### What is being asked
Here are some records; copy every line that holds the word "JSON".

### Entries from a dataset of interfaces
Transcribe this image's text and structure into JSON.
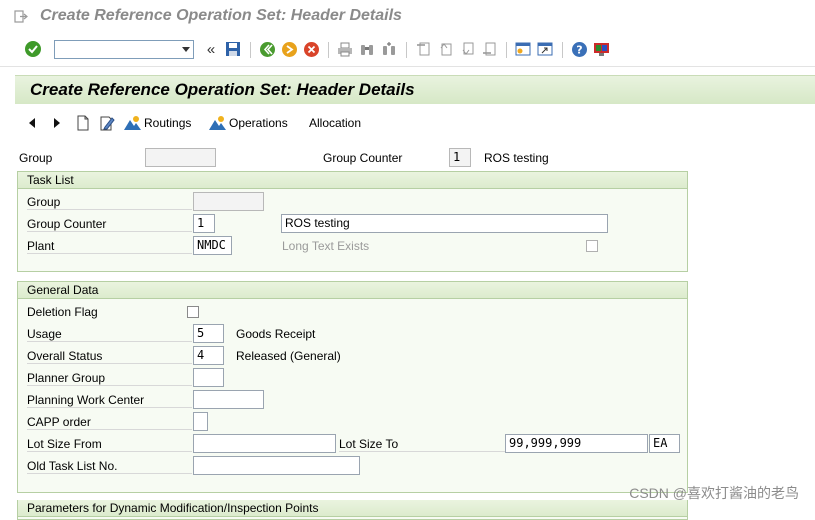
{
  "window": {
    "title": "Create Reference Operation Set: Header Details"
  },
  "screen_header": "Create Reference Operation Set: Header Details",
  "app_toolbar": {
    "routings_label": "Routings",
    "operations_label": "Operations",
    "allocation_label": "Allocation"
  },
  "header": {
    "group_label": "Group",
    "group_value": "",
    "group_counter_label": "Group Counter",
    "group_counter_value": "1",
    "group_counter_text": "ROS testing"
  },
  "task_list": {
    "title": "Task List",
    "group_label": "Group",
    "group_value": "",
    "group_counter_label": "Group Counter",
    "group_counter_value": "1",
    "description_value": "ROS testing",
    "plant_label": "Plant",
    "plant_value": "NMDC",
    "long_text_label": "Long Text Exists"
  },
  "general_data": {
    "title": "General Data",
    "deletion_flag_label": "Deletion Flag",
    "usage_label": "Usage",
    "usage_value": "5",
    "usage_text": "Goods Receipt",
    "overall_status_label": "Overall Status",
    "overall_status_value": "4",
    "overall_status_text": "Released (General)",
    "planner_group_label": "Planner Group",
    "planner_group_value": "",
    "planning_wc_label": "Planning Work Center",
    "planning_wc_value": "",
    "capp_label": "CAPP order",
    "capp_value": "",
    "lot_from_label": "Lot Size From",
    "lot_from_value": "",
    "lot_to_label": "Lot Size To",
    "lot_to_value": "99,999,999",
    "unit_value": "EA",
    "old_task_label": "Old Task List No.",
    "old_task_value": ""
  },
  "params_section": {
    "title": "Parameters for Dynamic Modification/Inspection Points"
  },
  "watermark": "CSDN @喜欢打酱油的老鸟"
}
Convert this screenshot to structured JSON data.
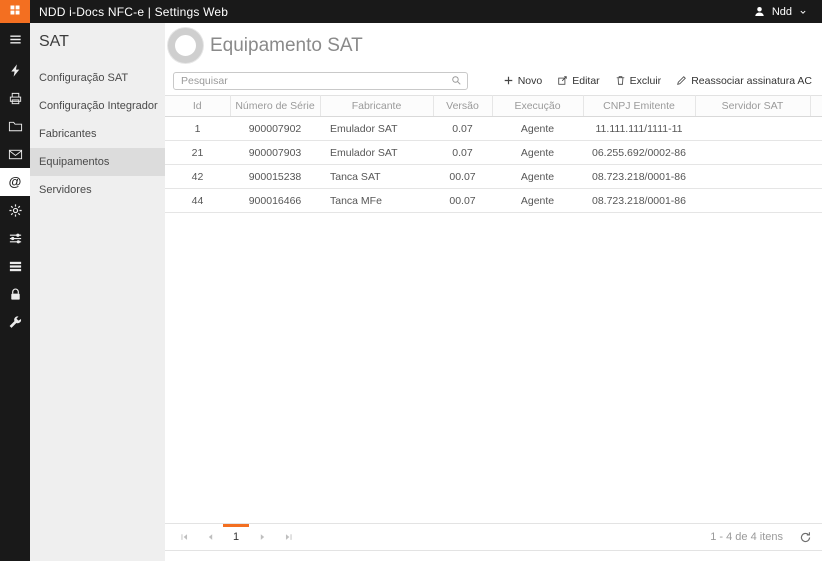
{
  "colors": {
    "accent": "#f36f21",
    "topbar_bg": "#191919"
  },
  "topbar": {
    "title": "NDD i-Docs NFC-e | Settings Web",
    "user_name": "Ndd"
  },
  "rail": {
    "items": [
      {
        "icon": "menu",
        "active": false
      },
      {
        "icon": "flash",
        "active": false
      },
      {
        "icon": "printer",
        "active": false
      },
      {
        "icon": "folder",
        "active": false
      },
      {
        "icon": "envelope",
        "active": false
      },
      {
        "icon": "at",
        "active": true
      },
      {
        "icon": "gear",
        "active": false
      },
      {
        "icon": "sliders",
        "active": false
      },
      {
        "icon": "list",
        "active": false
      },
      {
        "icon": "lock",
        "active": false
      },
      {
        "icon": "wrench",
        "active": false
      }
    ]
  },
  "sidebar": {
    "title": "SAT",
    "items": [
      {
        "label": "Configuração SAT",
        "active": false
      },
      {
        "label": "Configuração Integrador",
        "active": false
      },
      {
        "label": "Fabricantes",
        "active": false
      },
      {
        "label": "Equipamentos",
        "active": true
      },
      {
        "label": "Servidores",
        "active": false
      }
    ]
  },
  "main": {
    "title": "Equipamento SAT",
    "search_placeholder": "Pesquisar",
    "toolbar": [
      {
        "label": "Novo",
        "icon": "plus"
      },
      {
        "label": "Editar",
        "icon": "edit"
      },
      {
        "label": "Excluir",
        "icon": "trash"
      },
      {
        "label": "Reassociar assinatura AC",
        "icon": "pencil"
      }
    ],
    "table": {
      "columns": [
        "Id",
        "Número de Série",
        "Fabricante",
        "Versão",
        "Execução",
        "CNPJ Emitente",
        "Servidor SAT"
      ],
      "rows": [
        [
          "1",
          "900007902",
          "Emulador SAT",
          "0.07",
          "Agente",
          "11.111.111/1111-11",
          ""
        ],
        [
          "21",
          "900007903",
          "Emulador SAT",
          "0.07",
          "Agente",
          "06.255.692/0002-86",
          ""
        ],
        [
          "42",
          "900015238",
          "Tanca SAT",
          "00.07",
          "Agente",
          "08.723.218/0001-86",
          ""
        ],
        [
          "44",
          "900016466",
          "Tanca MFe",
          "00.07",
          "Agente",
          "08.723.218/0001-86",
          ""
        ]
      ]
    },
    "pager": {
      "page": "1",
      "summary": "1 - 4 de 4 itens"
    }
  }
}
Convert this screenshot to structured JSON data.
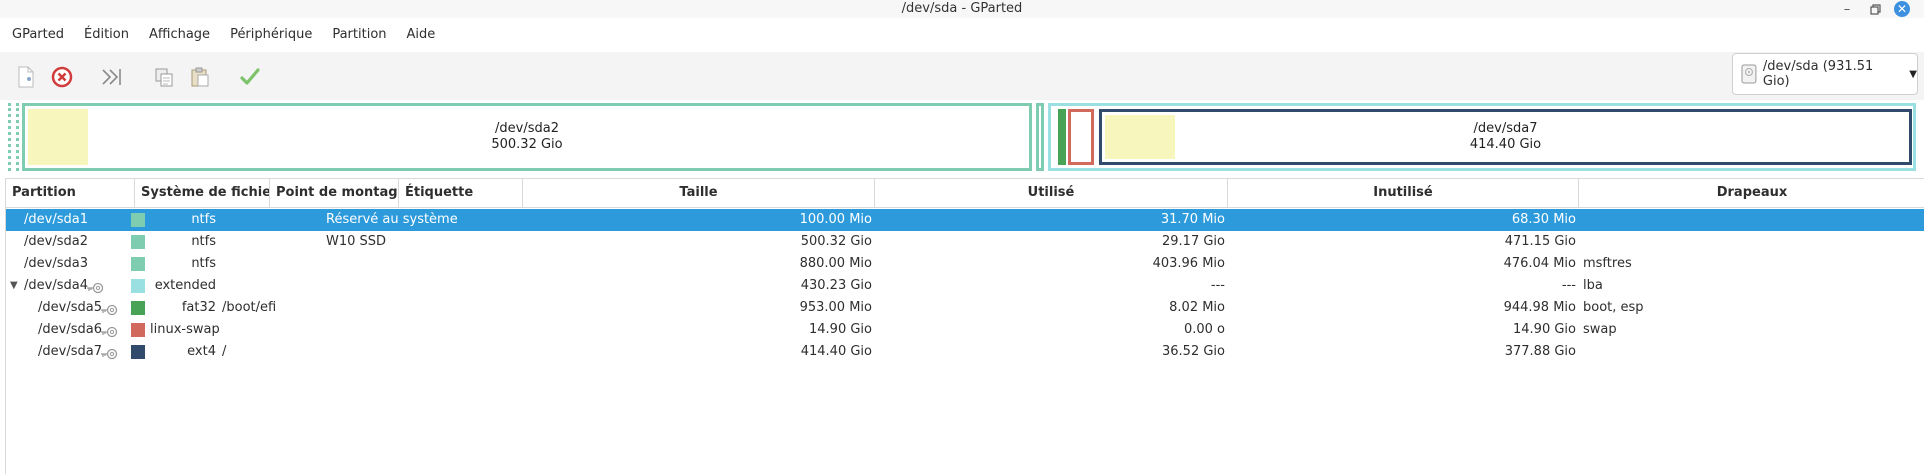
{
  "window": {
    "title": "/dev/sda - GParted"
  },
  "menu": [
    "GParted",
    "Édition",
    "Affichage",
    "Périphérique",
    "Partition",
    "Aide"
  ],
  "toolbar": {
    "icons": [
      "new-document-icon",
      "cancel-icon",
      "skip-icon",
      "copy-icon",
      "paste-icon",
      "apply-check-icon"
    ]
  },
  "device": {
    "label": "/dev/sda (931.51 Gio)"
  },
  "diskmap": {
    "sda2": {
      "name": "/dev/sda2",
      "size": "500.32 Gio"
    },
    "sda7": {
      "name": "/dev/sda7",
      "size": "414.40 Gio"
    }
  },
  "columns": {
    "partition": "Partition",
    "fs": "Système de fichiers",
    "mount": "Point de montage",
    "label": "Étiquette",
    "size": "Taille",
    "used": "Utilisé",
    "unused": "Inutilisé",
    "flags": "Drapeaux"
  },
  "rows": [
    {
      "partition": "/dev/sda1",
      "fs": "ntfs",
      "color": "#7fcdb0",
      "mount": "",
      "label": "Réservé au système",
      "size": "100.00 Mio",
      "used": "31.70 Mio",
      "unused": "68.30 Mio",
      "flags": "",
      "level": 0,
      "mounted": false,
      "selected": true
    },
    {
      "partition": "/dev/sda2",
      "fs": "ntfs",
      "color": "#7fcdb0",
      "mount": "",
      "label": "W10 SSD",
      "size": "500.32 Gio",
      "used": "29.17 Gio",
      "unused": "471.15 Gio",
      "flags": "",
      "level": 0,
      "mounted": false,
      "selected": false
    },
    {
      "partition": "/dev/sda3",
      "fs": "ntfs",
      "color": "#7fcdb0",
      "mount": "",
      "label": "",
      "size": "880.00 Mio",
      "used": "403.96 Mio",
      "unused": "476.04 Mio",
      "flags": "msftres",
      "level": 0,
      "mounted": false,
      "selected": false
    },
    {
      "partition": "/dev/sda4",
      "fs": "extended",
      "color": "#9ae0e3",
      "mount": "",
      "label": "",
      "size": "430.23 Gio",
      "used": "---",
      "unused": "---",
      "flags": "lba",
      "level": 0,
      "mounted": true,
      "expander": true,
      "selected": false
    },
    {
      "partition": "/dev/sda5",
      "fs": "fat32",
      "color": "#49a356",
      "mount": "/boot/efi",
      "label": "",
      "size": "953.00 Mio",
      "used": "8.02 Mio",
      "unused": "944.98 Mio",
      "flags": "boot, esp",
      "level": 1,
      "mounted": true,
      "selected": false
    },
    {
      "partition": "/dev/sda6",
      "fs": "linux-swap",
      "color": "#d16a5c",
      "mount": "",
      "label": "",
      "size": "14.90 Gio",
      "used": "0.00 o",
      "unused": "14.90 Gio",
      "flags": "swap",
      "level": 1,
      "mounted": true,
      "selected": false
    },
    {
      "partition": "/dev/sda7",
      "fs": "ext4",
      "color": "#304b6b",
      "mount": "/",
      "label": "",
      "size": "414.40 Gio",
      "used": "36.52 Gio",
      "unused": "377.88 Gio",
      "flags": "",
      "level": 1,
      "mounted": true,
      "selected": false
    }
  ]
}
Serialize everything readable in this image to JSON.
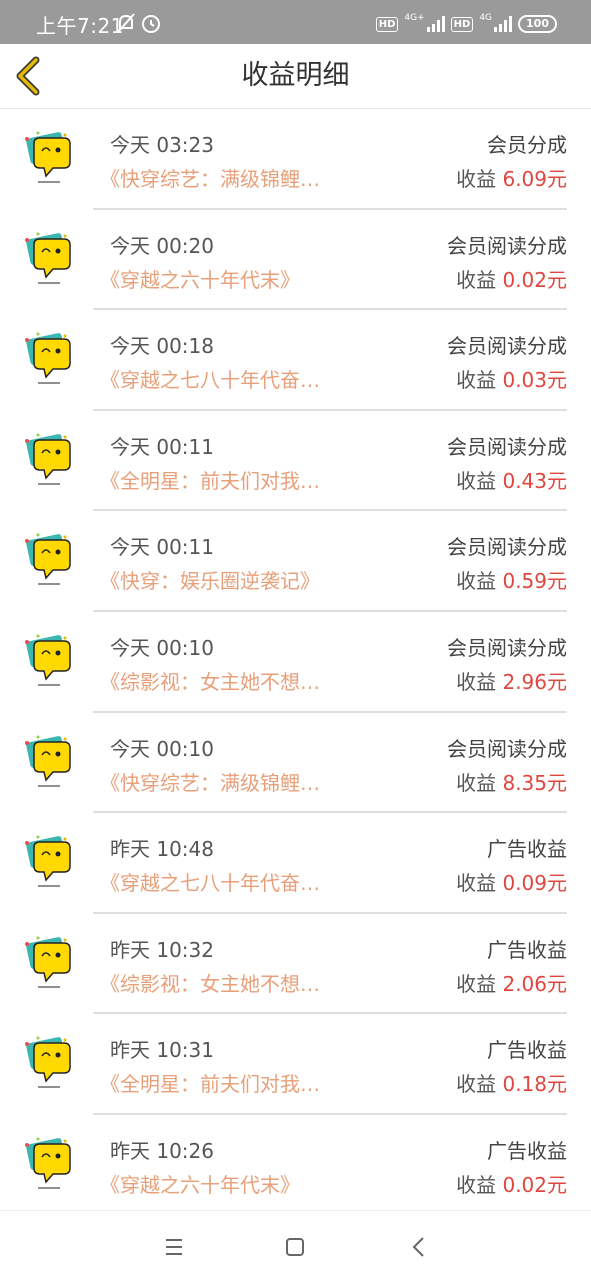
{
  "status_bar": {
    "time": "上午7:21",
    "hd1": "HD",
    "net1": "4G+",
    "hd2": "HD",
    "net2": "4G",
    "battery": "100"
  },
  "header": {
    "title": "收益明细"
  },
  "earning_prefix": "收益",
  "currency_suffix": "元",
  "colors": {
    "accent_gold": "#e6b800",
    "amount_red": "#e0463e",
    "book_orange": "#e8a07a"
  },
  "entries": [
    {
      "time": "今天 03:23",
      "type": "会员分成",
      "book": "《快穿综艺：满级锦鲤…",
      "amount": "6.09"
    },
    {
      "time": "今天 00:20",
      "type": "会员阅读分成",
      "book": "《穿越之六十年代末》",
      "amount": "0.02"
    },
    {
      "time": "今天 00:18",
      "type": "会员阅读分成",
      "book": "《穿越之七八十年代奋…",
      "amount": "0.03"
    },
    {
      "time": "今天 00:11",
      "type": "会员阅读分成",
      "book": "《全明星：前夫们对我…",
      "amount": "0.43"
    },
    {
      "time": "今天 00:11",
      "type": "会员阅读分成",
      "book": "《快穿：娱乐圈逆袭记》",
      "amount": "0.59"
    },
    {
      "time": "今天 00:10",
      "type": "会员阅读分成",
      "book": "《综影视：女主她不想…",
      "amount": "2.96"
    },
    {
      "time": "今天 00:10",
      "type": "会员阅读分成",
      "book": "《快穿综艺：满级锦鲤…",
      "amount": "8.35"
    },
    {
      "time": "昨天 10:48",
      "type": "广告收益",
      "book": "《穿越之七八十年代奋…",
      "amount": "0.09"
    },
    {
      "time": "昨天 10:32",
      "type": "广告收益",
      "book": "《综影视：女主她不想…",
      "amount": "2.06"
    },
    {
      "time": "昨天 10:31",
      "type": "广告收益",
      "book": "《全明星：前夫们对我…",
      "amount": "0.18"
    },
    {
      "time": "昨天 10:26",
      "type": "广告收益",
      "book": "《穿越之六十年代末》",
      "amount": "0.02"
    }
  ]
}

### Problem solution
Transcribe this image's text and structure into JSON.
Convert this screenshot to structured JSON data.
Convert this screenshot to structured JSON data.
Serialize everything readable in this image to JSON.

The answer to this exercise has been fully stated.